Excerpts from an interface dataset:
[Start of Attachment]

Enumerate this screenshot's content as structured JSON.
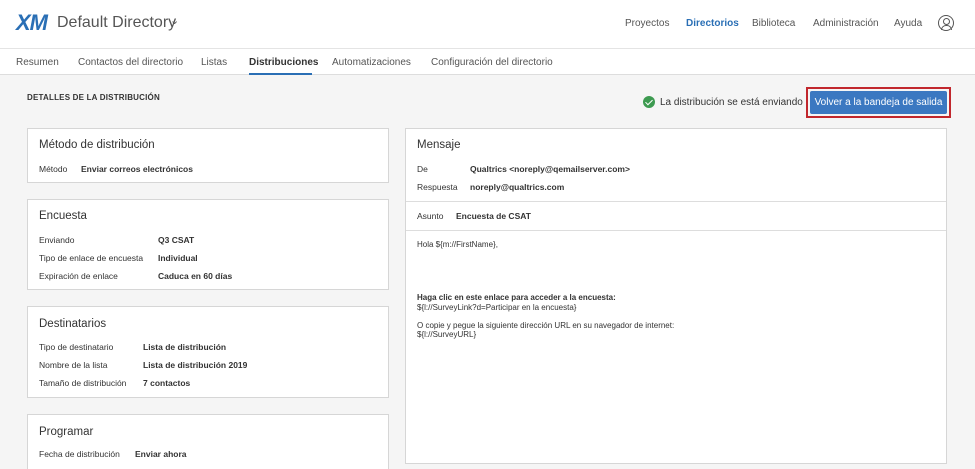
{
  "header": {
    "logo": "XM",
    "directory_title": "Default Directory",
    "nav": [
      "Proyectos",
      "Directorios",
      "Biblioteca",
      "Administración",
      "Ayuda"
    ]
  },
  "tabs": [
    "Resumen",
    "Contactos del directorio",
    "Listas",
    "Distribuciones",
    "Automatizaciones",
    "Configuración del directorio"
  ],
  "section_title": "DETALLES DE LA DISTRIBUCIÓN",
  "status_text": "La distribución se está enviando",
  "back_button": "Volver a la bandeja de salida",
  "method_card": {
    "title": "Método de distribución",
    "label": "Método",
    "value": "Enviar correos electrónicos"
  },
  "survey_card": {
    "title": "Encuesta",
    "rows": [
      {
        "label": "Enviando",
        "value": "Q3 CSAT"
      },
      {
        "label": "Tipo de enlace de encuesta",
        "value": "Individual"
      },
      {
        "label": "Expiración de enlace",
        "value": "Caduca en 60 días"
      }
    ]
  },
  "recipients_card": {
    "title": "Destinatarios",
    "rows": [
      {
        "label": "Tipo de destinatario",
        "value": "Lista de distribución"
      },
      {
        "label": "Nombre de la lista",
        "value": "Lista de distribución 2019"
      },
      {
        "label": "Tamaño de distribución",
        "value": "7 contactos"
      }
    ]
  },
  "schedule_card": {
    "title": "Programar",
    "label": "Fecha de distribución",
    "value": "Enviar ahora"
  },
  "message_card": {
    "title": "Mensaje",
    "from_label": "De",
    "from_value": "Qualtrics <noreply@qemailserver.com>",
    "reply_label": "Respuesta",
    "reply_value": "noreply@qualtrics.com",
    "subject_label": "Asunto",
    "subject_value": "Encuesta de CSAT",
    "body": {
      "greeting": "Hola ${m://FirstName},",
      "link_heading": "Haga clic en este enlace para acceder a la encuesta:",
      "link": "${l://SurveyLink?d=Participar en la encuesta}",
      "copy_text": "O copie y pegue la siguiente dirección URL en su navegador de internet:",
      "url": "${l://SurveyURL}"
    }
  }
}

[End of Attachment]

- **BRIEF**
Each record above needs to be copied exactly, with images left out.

- **SOLUTION TO THIS PROBLEM**
Enumerate this screenshot's content as structured JSON.
{
  "header": {
    "logo": "XM",
    "directory_title": "Default Directory",
    "nav": [
      "Proyectos",
      "Directorios",
      "Biblioteca",
      "Administración",
      "Ayuda"
    ]
  },
  "tabs": [
    "Resumen",
    "Contactos del directorio",
    "Listas",
    "Distribuciones",
    "Automatizaciones",
    "Configuración del directorio"
  ],
  "section_title": "DETALLES DE LA DISTRIBUCIÓN",
  "status_text": "La distribución se está enviando",
  "back_button": "Volver a la bandeja de salida",
  "method_card": {
    "title": "Método de distribución",
    "label": "Método",
    "value": "Enviar correos electrónicos"
  },
  "survey_card": {
    "title": "Encuesta",
    "rows": [
      {
        "label": "Enviando",
        "value": "Q3 CSAT"
      },
      {
        "label": "Tipo de enlace de encuesta",
        "value": "Individual"
      },
      {
        "label": "Expiración de enlace",
        "value": "Caduca en 60 días"
      }
    ]
  },
  "recipients_card": {
    "title": "Destinatarios",
    "rows": [
      {
        "label": "Tipo de destinatario",
        "value": "Lista de distribución"
      },
      {
        "label": "Nombre de la lista",
        "value": "Lista de distribución 2019"
      },
      {
        "label": "Tamaño de distribución",
        "value": "7 contactos"
      }
    ]
  },
  "schedule_card": {
    "title": "Programar",
    "label": "Fecha de distribución",
    "value": "Enviar ahora"
  },
  "message_card": {
    "title": "Mensaje",
    "from_label": "De",
    "from_value": "Qualtrics <noreply@qemailserver.com>",
    "reply_label": "Respuesta",
    "reply_value": "noreply@qualtrics.com",
    "subject_label": "Asunto",
    "subject_value": "Encuesta de CSAT",
    "body": {
      "greeting": "Hola ${m://FirstName},",
      "link_heading": "Haga clic en este enlace para acceder a la encuesta:",
      "link": "${l://SurveyLink?d=Participar en la encuesta}",
      "copy_text": "O copie y pegue la siguiente dirección URL en su navegador de internet:",
      "url": "${l://SurveyURL}"
    }
  }
}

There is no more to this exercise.